→ WHAT IS BEING ASKED
Make an exact copy of every entry.

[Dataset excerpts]
_____
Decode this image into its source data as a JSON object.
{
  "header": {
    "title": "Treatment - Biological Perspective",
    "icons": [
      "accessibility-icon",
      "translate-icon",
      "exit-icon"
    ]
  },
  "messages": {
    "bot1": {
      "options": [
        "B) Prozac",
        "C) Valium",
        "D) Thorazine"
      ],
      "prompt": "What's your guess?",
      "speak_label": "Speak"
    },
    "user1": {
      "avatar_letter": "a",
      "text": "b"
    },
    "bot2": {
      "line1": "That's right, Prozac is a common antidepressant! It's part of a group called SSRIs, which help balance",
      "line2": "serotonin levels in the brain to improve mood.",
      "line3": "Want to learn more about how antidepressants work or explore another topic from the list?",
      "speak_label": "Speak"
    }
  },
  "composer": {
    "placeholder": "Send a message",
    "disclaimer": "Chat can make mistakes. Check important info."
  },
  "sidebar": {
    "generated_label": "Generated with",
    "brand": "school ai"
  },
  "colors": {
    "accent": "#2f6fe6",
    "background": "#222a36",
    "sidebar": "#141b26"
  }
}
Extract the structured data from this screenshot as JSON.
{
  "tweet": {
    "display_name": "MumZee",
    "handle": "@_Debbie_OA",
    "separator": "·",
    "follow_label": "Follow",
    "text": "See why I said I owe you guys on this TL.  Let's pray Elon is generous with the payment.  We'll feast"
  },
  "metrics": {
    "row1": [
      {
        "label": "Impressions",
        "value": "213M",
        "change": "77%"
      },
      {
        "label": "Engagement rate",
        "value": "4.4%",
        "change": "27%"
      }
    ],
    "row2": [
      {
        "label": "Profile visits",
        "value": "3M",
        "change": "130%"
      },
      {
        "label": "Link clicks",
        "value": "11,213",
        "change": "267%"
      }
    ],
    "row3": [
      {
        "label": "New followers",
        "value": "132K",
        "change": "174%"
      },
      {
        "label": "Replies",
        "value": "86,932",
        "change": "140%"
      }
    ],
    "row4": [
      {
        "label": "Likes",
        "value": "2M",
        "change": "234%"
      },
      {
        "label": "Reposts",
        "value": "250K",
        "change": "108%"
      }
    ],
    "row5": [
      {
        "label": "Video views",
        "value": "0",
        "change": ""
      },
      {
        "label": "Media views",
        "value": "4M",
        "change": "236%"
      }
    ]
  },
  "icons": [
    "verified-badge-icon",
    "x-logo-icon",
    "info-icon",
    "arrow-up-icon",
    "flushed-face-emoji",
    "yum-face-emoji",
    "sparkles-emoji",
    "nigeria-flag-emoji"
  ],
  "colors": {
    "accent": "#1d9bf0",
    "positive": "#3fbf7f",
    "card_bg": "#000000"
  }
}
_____
→ SOLUTION FOR THIS EXERCISE
Decode this image into its source data as a JSON object.
{
  "header": {
    "title": "Treatment - Biological Perspective",
    "icons": [
      "accessibility-icon",
      "translate-icon",
      "exit-icon"
    ]
  },
  "messages": {
    "bot1": {
      "options": [
        "B) Prozac",
        "C) Valium",
        "D) Thorazine"
      ],
      "prompt": "What's your guess?",
      "speak_label": "Speak"
    },
    "user1": {
      "avatar_letter": "a",
      "text": "b"
    },
    "bot2": {
      "line1": "That's right, Prozac is a common antidepressant! It's part of a group called SSRIs, which help balance",
      "line2": "serotonin levels in the brain to improve mood.",
      "line3": "Want to learn more about how antidepressants work or explore another topic from the list?",
      "speak_label": "Speak"
    }
  },
  "composer": {
    "placeholder": "Send a message",
    "disclaimer": "Chat can make mistakes. Check important info."
  },
  "sidebar": {
    "generated_label": "Generated with",
    "brand": "school ai"
  },
  "colors": {
    "accent": "#2f6fe6",
    "background": "#222a36",
    "sidebar": "#141b26"
  }
}
Extract the structured data from this screenshot as JSON.
{
  "tweet": {
    "display_name": "MumZee",
    "handle": "@_Debbie_OA",
    "separator": "·",
    "follow_label": "Follow",
    "text": "See why I said I owe you guys on this TL.  Let's pray Elon is generous with the payment.  We'll feast"
  },
  "metrics": {
    "row1": [
      {
        "label": "Impressions",
        "value": "213M",
        "change": "77%"
      },
      {
        "label": "Engagement rate",
        "value": "4.4%",
        "change": "27%"
      }
    ],
    "row2": [
      {
        "label": "Profile visits",
        "value": "3M",
        "change": "130%"
      },
      {
        "label": "Link clicks",
        "value": "11,213",
        "change": "267%"
      }
    ],
    "row3": [
      {
        "label": "New followers",
        "value": "132K",
        "change": "174%"
      },
      {
        "label": "Replies",
        "value": "86,932",
        "change": "140%"
      }
    ],
    "row4": [
      {
        "label": "Likes",
        "value": "2M",
        "change": "234%"
      },
      {
        "label": "Reposts",
        "value": "250K",
        "change": "108%"
      }
    ],
    "row5": [
      {
        "label": "Video views",
        "value": "0",
        "change": ""
      },
      {
        "label": "Media views",
        "value": "4M",
        "change": "236%"
      }
    ]
  },
  "icons": [
    "verified-badge-icon",
    "x-logo-icon",
    "info-icon",
    "arrow-up-icon",
    "flushed-face-emoji",
    "yum-face-emoji",
    "sparkles-emoji",
    "nigeria-flag-emoji"
  ],
  "colors": {
    "accent": "#1d9bf0",
    "positive": "#3fbf7f",
    "card_bg": "#000000"
  }
}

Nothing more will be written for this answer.